We specialize in testing and aligning feedbacks and we don't have much expertise in other types of motor testing. Below are a few simple suggestions.
Most motors will have a torque rating on the nameplate, and a corresponding stall current rating right next to it. The idea here is fairly simple, you lock the motor with the rated current and then use a torque wrench on the motor shaft to make sure it is holding the rated torque. In the example below the motor would be locked with 4.85 amps and the motor shaft should hold up to 1.58 Nm of torque.

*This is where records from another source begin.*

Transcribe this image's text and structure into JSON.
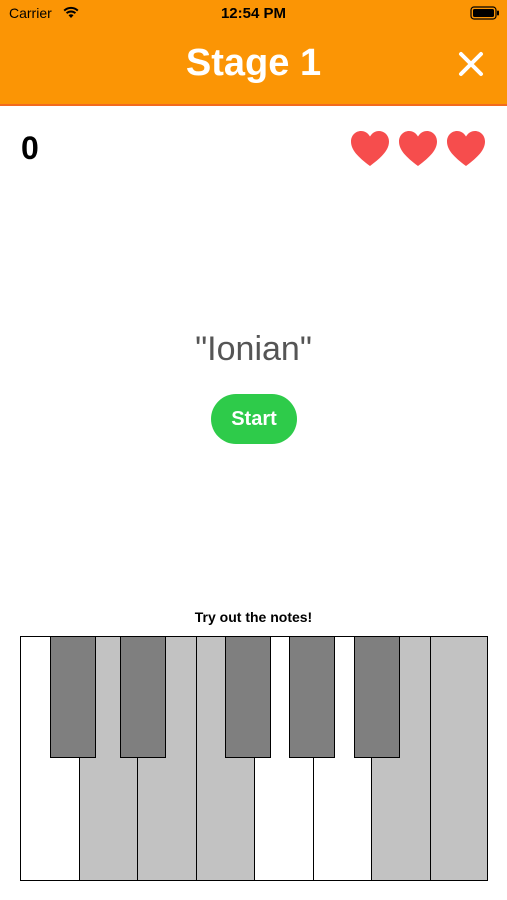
{
  "status_bar": {
    "carrier": "Carrier",
    "time": "12:54 PM"
  },
  "nav": {
    "title": "Stage 1",
    "close_icon": "close-icon"
  },
  "game": {
    "score": "0",
    "lives": 3,
    "mode_name": "\"Ionian\"",
    "start_label": "Start"
  },
  "piano": {
    "caption": "Try out the notes!",
    "white_keys": [
      "white",
      "gray",
      "gray",
      "gray",
      "white",
      "white",
      "gray",
      "gray"
    ],
    "black_keys": 5
  },
  "colors": {
    "header": "#fb9505",
    "start_button": "#2ecb4a",
    "heart": "#f64d4d",
    "black_key": "#7f7f7f",
    "highlighted_white_key": "#c2c2c2"
  }
}
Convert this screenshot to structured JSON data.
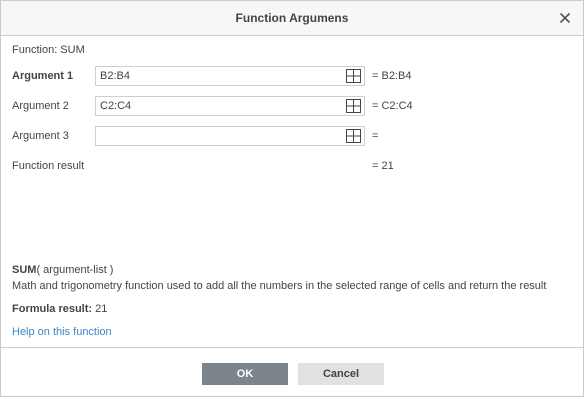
{
  "dialog": {
    "title": "Function Argumens"
  },
  "function_line": "Function: SUM",
  "arguments": [
    {
      "label": "Argument 1",
      "value": "B2:B4",
      "result": "= B2:B4"
    },
    {
      "label": "Argument 2",
      "value": "C2:C4",
      "result": "= C2:C4"
    },
    {
      "label": "Argument 3",
      "value": "",
      "result": "="
    }
  ],
  "function_result": {
    "label": "Function result",
    "value": "= 21"
  },
  "description": {
    "name": "SUM",
    "signature": "( argument-list )",
    "text": "Math and trigonometry function used to add all the numbers in the selected range of cells and return the result"
  },
  "formula_result": {
    "label": "Formula result:",
    "value": "21"
  },
  "help_link": "Help on this function",
  "buttons": {
    "ok": "OK",
    "cancel": "Cancel"
  },
  "icons": {
    "close": "close-icon",
    "range": "range-select-icon"
  },
  "colors": {
    "ok_button": "#7d858c",
    "cancel_button": "#e1e1e1",
    "link": "#3a87c8"
  }
}
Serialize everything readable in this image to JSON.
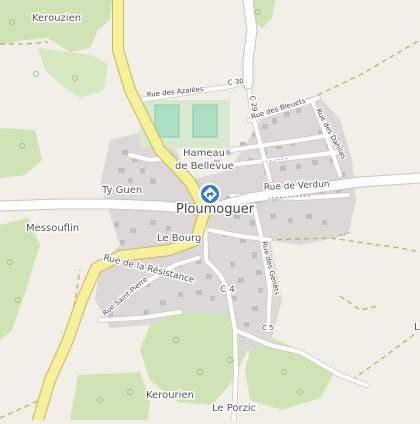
{
  "map": {
    "places": {
      "kerouzien": "Kerouzien",
      "hameau_line1": "Hameau",
      "hameau_line2": "de Bellevue",
      "ty_guen": "Ty Guen",
      "town": "Ploumoguer",
      "messouflin": "Messouflin",
      "le_bourg": "Le Bourg",
      "kerourien": "Kerourien",
      "le_porzic": "Le Porzic"
    },
    "streets": {
      "rue_azalees": "Rue des Azalées",
      "c30": "C 30",
      "c29": "C 29",
      "rue_bleuets": "Rue des Bleuets",
      "rue_dahlias": "Rue des Dahlias",
      "rue_verdun": "Rue de Verdun",
      "rue_resistance": "Rue de la Résistance",
      "rue_genets": "Rue des Genêts",
      "rue_saint_pierre": "Rue Saint-Pierre",
      "c4": "C 4",
      "c5": "C 5",
      "edge_letter": "L"
    },
    "icons": {
      "poi": "directions-icon"
    },
    "colors": {
      "background": "#f1efe7",
      "forest": "#cfe3b4",
      "urban": "#dcd8d8",
      "building": "#c2bebe",
      "sport": "#aadfc4",
      "primary_road": "#f6f09a",
      "poi": "#2d78d4"
    }
  }
}
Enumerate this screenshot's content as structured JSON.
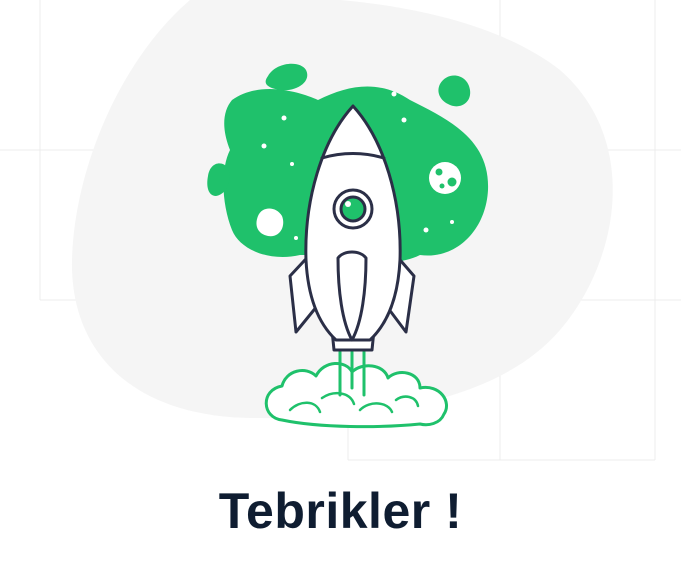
{
  "success": {
    "title": "Tebrikler !"
  },
  "colors": {
    "accent": "#1fc16b",
    "outline": "#2b2f47",
    "blob": "#f5f5f5",
    "title": "#0f1d31",
    "grid": "#ececec"
  },
  "icons": {
    "illustration": "rocket-launch-icon"
  }
}
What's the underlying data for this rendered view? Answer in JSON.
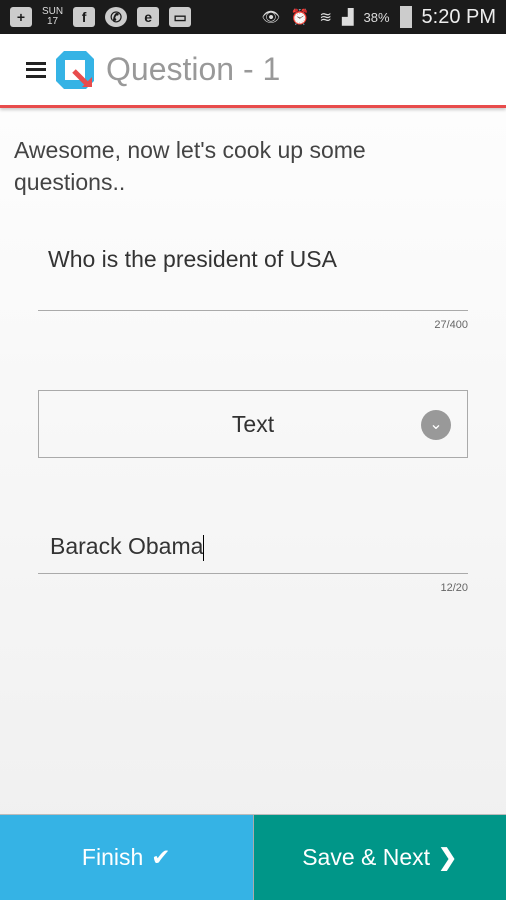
{
  "status_bar": {
    "day": "SUN",
    "date": "17",
    "battery": "38%",
    "time": "5:20 PM",
    "icons": [
      "add-icon",
      "facebook-icon",
      "whatsapp-icon",
      "evernote-icon",
      "image-icon",
      "eye-icon",
      "alarm-icon",
      "wifi-icon",
      "signal-icon",
      "battery-icon"
    ]
  },
  "header": {
    "title": "Question - 1"
  },
  "main": {
    "intro": "Awesome, now let's cook up some questions..",
    "question": {
      "value": "Who is the president of USA",
      "counter": "27/400"
    },
    "type_select": {
      "value": "Text"
    },
    "answer": {
      "value": "Barack Obama",
      "counter": "12/20"
    }
  },
  "footer": {
    "finish_label": "Finish",
    "next_label": "Save & Next"
  },
  "colors": {
    "accent": "#e84c4c",
    "finish": "#35b3e5",
    "next": "#009688"
  }
}
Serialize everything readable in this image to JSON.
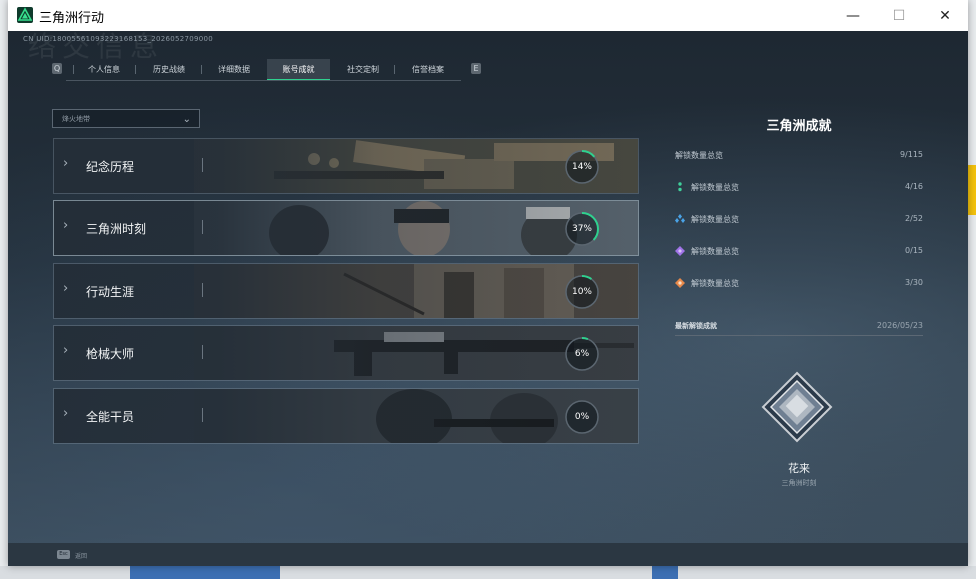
{
  "window": {
    "title": "三角洲行动",
    "minimize": "—",
    "maximize": "☐",
    "close": "✕"
  },
  "header": {
    "bg_title": "络交信息",
    "cn_uid": "CN UID:18005561093223168153_2026052709000"
  },
  "tabs": [
    {
      "label": "个人信息",
      "active": false
    },
    {
      "label": "历史战绩",
      "active": false
    },
    {
      "label": "详细数据",
      "active": false
    },
    {
      "label": "账号成就",
      "active": true
    },
    {
      "label": "社交定制",
      "active": false
    },
    {
      "label": "信誉档案",
      "active": false
    }
  ],
  "tab_nav": {
    "prev": "Q",
    "next": "E"
  },
  "filter": {
    "label": "烽火地带"
  },
  "categories": [
    {
      "label": "纪念历程",
      "progress": 14,
      "progress_text": "14%"
    },
    {
      "label": "三角洲时刻",
      "progress": 37,
      "progress_text": "37%"
    },
    {
      "label": "行动生涯",
      "progress": 10,
      "progress_text": "10%"
    },
    {
      "label": "枪械大师",
      "progress": 6,
      "progress_text": "6%"
    },
    {
      "label": "全能干员",
      "progress": 0,
      "progress_text": "0%"
    }
  ],
  "panel": {
    "title": "三角洲成就",
    "total": {
      "label": "解锁数量总览",
      "value": "9/115"
    },
    "tiers": [
      {
        "label": "解锁数量总览",
        "value": "4/16",
        "icon": "green-tier-icon",
        "color": "#3fcf9a"
      },
      {
        "label": "解锁数量总览",
        "value": "2/52",
        "icon": "blue-tier-icon",
        "color": "#4aa3e6"
      },
      {
        "label": "解锁数量总览",
        "value": "0/15",
        "icon": "purple-tier-icon",
        "color": "#a073e8"
      },
      {
        "label": "解锁数量总览",
        "value": "3/30",
        "icon": "orange-tier-icon",
        "color": "#e8894a"
      }
    ],
    "latest": {
      "label": "最新解锁成就",
      "date": "2026/05/23"
    },
    "badge": {
      "name": "花来",
      "category": "三角洲时刻"
    }
  },
  "footer": {
    "key": "Esc",
    "label": "返回"
  },
  "colors": {
    "accent": "#2fd18f",
    "background": "#1d2731"
  }
}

Another test that can check magnet strength is back driving the motor and recording the voltage coming from the windings. This value is called a voltage constant, often labeled as Ke or BEMF and usually rated at 1,000rpm spin speed. Some motors print this on the nameplate but most do not. However, most manufacturers will list it in the technical data of their motor manuals. You simply spin up the motor under test with another motor at 1,000rpm and read the AC voltage generated from the motor windings (U reference to V phase). Weak magnets, which result in weak holding torque, may have Ke values that vary greatly from the technical rating.